It was interesting to read Joe King’s blog on the marketing mental challenge that CMOs will face in the next digital decade. It reminded me of the article by Chris Anderson from the Cornell School of Hotel Administration where he mentions an experiment he conducted to figure out the impact on online booking of a hotel’s own website on listing through online travel agency (OTA) sites like Expedia.
The outcome of the experiment had indicated that online booking on the hotel’s own website (eg. SomeHotel.com) had increased by 7% to 26%, according to conservative estimates, on listing the hotel in the OTAs. The increased percentage does not include the OTA bookings, where the hotel would have incurred a commission expense. He calls this the Billboard Effect in the digital world. He indicates that the listing/commission expense in the OTA site should be considered as marketing expense by the hotel.
In one sense, it indicates the consumer behavior of most of the online booking user segment in the travel industry. They search for availability, price, etc. of a good hotel in a consolidated portal(s) which has content from multiple providers, double check directly at the provider’s website and then book at the provider’s web site. For simple travel itineraries, it would work for the cost conscious traveler and make him/her save some money.
This is similar to the experience I went through once while buying a small bicycle for my son, couple of years back. I went to a big toy shop in Bangalore which housed all the brands of bicycles, but with a higher price tag. After choosing the brand that we liked, I went to a small shop in KR Market and bought the same chosen brand. The price at the shop in KR market was lesser by almost 40% and it was worth the drive to buy the same brand from a smaller shop.
I guess this is where the OTAs are insisting on complete content to be available at their site.
Another interesting point to note is that, when a traveler books a hotel after booking the air ticket, normally the time window available would be around 1 to 2 weeks between these two transactions. In the meantime, the OTAs have an opportunity to position some packages including hotels at the destination city depending on the air itinerary.
On looking at the above, depending on the provider’s size/profile from a marketing perspective, they cannot ignore being present with OTAs, at the least during this digital decade. But, we need to wait and see Google’s strategy with their acquisition of ITA, having conditionally been approved by the U.S. Department of Justice.

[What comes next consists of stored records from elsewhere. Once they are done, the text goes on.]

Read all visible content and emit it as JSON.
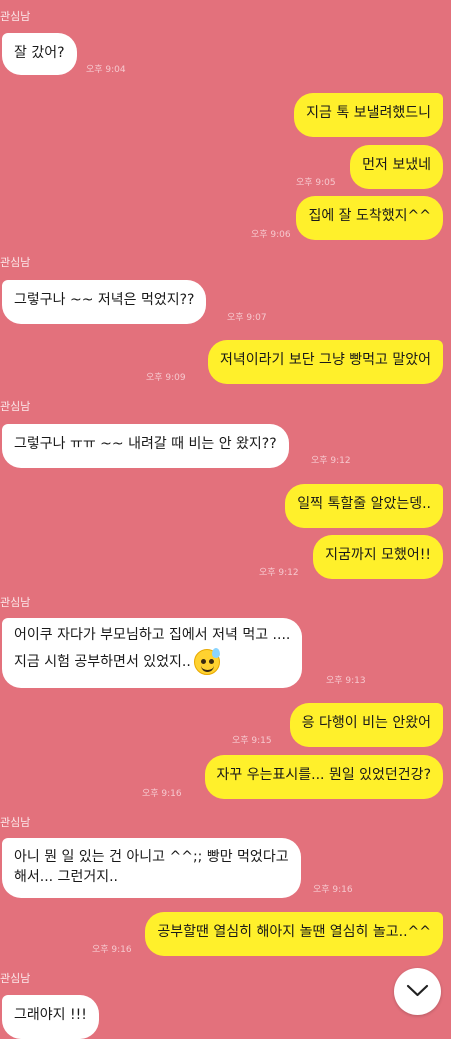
{
  "chat": {
    "senders": [
      "관심남",
      "관심남",
      "관심남",
      "관심남",
      "관심남"
    ],
    "messages": [
      {
        "text": "잘 갔어?",
        "time": "오후 9:04"
      },
      {
        "text": "지금 톡 보낼려했드니"
      },
      {
        "text": "먼저 보냈네",
        "time": "오후 9:05"
      },
      {
        "text": "집에 잘 도착했지^^",
        "time": "오후 9:06"
      },
      {
        "text": "그렇구나 ~~  저녁은 먹었지??",
        "time": "오후 9:07"
      },
      {
        "text": "저녁이라기 보단 그냥 빵먹고 말았어",
        "time": "오후 9:09"
      },
      {
        "text": "그렇구나 ㅠㅠ ~~ 내려갈 때 비는 안 왔지??",
        "time": "오후 9:12"
      },
      {
        "text": "일찍 톡할줄 알았는뎅.."
      },
      {
        "text": "지굼까지 모했어!!",
        "time": "오후 9:12"
      },
      {
        "line1": "어이쿠 자다가 부모님하고 집에서 저녁 먹고 ....",
        "line2": "지금 시험 공부하면서 있었지..",
        "time": "오후 9:13"
      },
      {
        "text": "응 다행이 비는 안왔어",
        "time": "오후 9:15"
      },
      {
        "text": "자꾸 우는표시를... 뭔일 있었던건강?",
        "time": "오후 9:16"
      },
      {
        "line1": "아니 뭔 일 있는 건 아니고 ^^;; 빵만 먹었다고",
        "line2": "해서... 그런거지..",
        "time": "오후 9:16"
      },
      {
        "text": "공부할땐 열심히 해아지 놀땐 열심히 놀고..^^",
        "time": "오후 9:16"
      },
      {
        "text": "그래야지 !!!"
      }
    ]
  },
  "icons": {
    "emoji": "sweat-smile-emoji",
    "scroll": "chevron-down-icon"
  },
  "colors": {
    "background": "#e3717c",
    "incoming": "#ffffff",
    "outgoing": "#fff02b"
  }
}
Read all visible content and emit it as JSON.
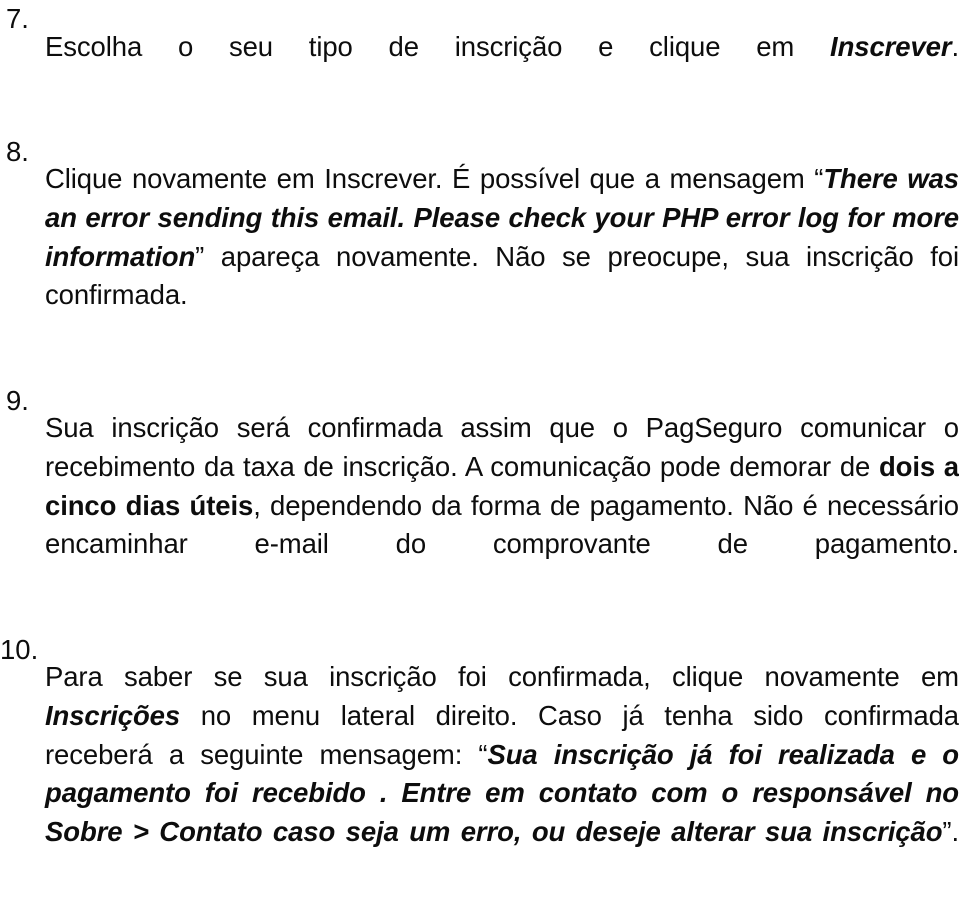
{
  "document": {
    "language": "pt-BR",
    "text_color": "#0d0d0d",
    "background_color": "#ffffff",
    "alignment": "justified",
    "items": [
      {
        "number": "7.",
        "runs": [
          {
            "text": "Escolha o seu tipo de inscrição e clique em ",
            "style": "regular"
          },
          {
            "text": "Inscrever",
            "style": "bold-italic"
          },
          {
            "text": ".",
            "style": "regular"
          }
        ]
      },
      {
        "number": "8.",
        "runs": [
          {
            "text": "Clique novamente em Inscrever. É possível que a mensagem ",
            "style": "regular"
          },
          {
            "text": "“",
            "style": "regular"
          },
          {
            "text": "There was an error sending this email. Please check your PHP error log for more information",
            "style": "bold-italic"
          },
          {
            "text": "”",
            "style": "regular"
          },
          {
            "text": " apareça novamente. Não se preocupe, sua inscrição foi confirmada.",
            "style": "regular"
          }
        ]
      },
      {
        "number": "9.",
        "runs": [
          {
            "text": "Sua inscrição será confirmada assim que o PagSeguro comunicar o recebimento da taxa de inscrição. A comunicação pode demorar de ",
            "style": "regular"
          },
          {
            "text": "dois a cinco dias úteis",
            "style": "bold"
          },
          {
            "text": ", dependendo da forma de pagamento. Não é necessário encaminhar e-mail do comprovante de pagamento.",
            "style": "regular"
          }
        ]
      },
      {
        "number": "10.",
        "runs": [
          {
            "text": "Para saber se sua inscrição foi confirmada, clique novamente em ",
            "style": "regular"
          },
          {
            "text": "Inscrições",
            "style": "bold-italic"
          },
          {
            "text": " no menu lateral direito. Caso já tenha sido confirmada receberá a seguinte mensagem: ",
            "style": "regular"
          },
          {
            "text": "“",
            "style": "regular"
          },
          {
            "text": "Sua inscrição já foi realizada e o pagamento foi recebido . Entre em contato com o responsável no Sobre > Contato caso seja um erro, ou deseje alterar sua inscrição",
            "style": "bold-italic"
          },
          {
            "text": "”",
            "style": "regular"
          },
          {
            "text": ".",
            "style": "regular"
          }
        ]
      }
    ]
  }
}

Is it going to change the game of search and meta search in the travel industry? Is it going to change the way mobile transactions are being done?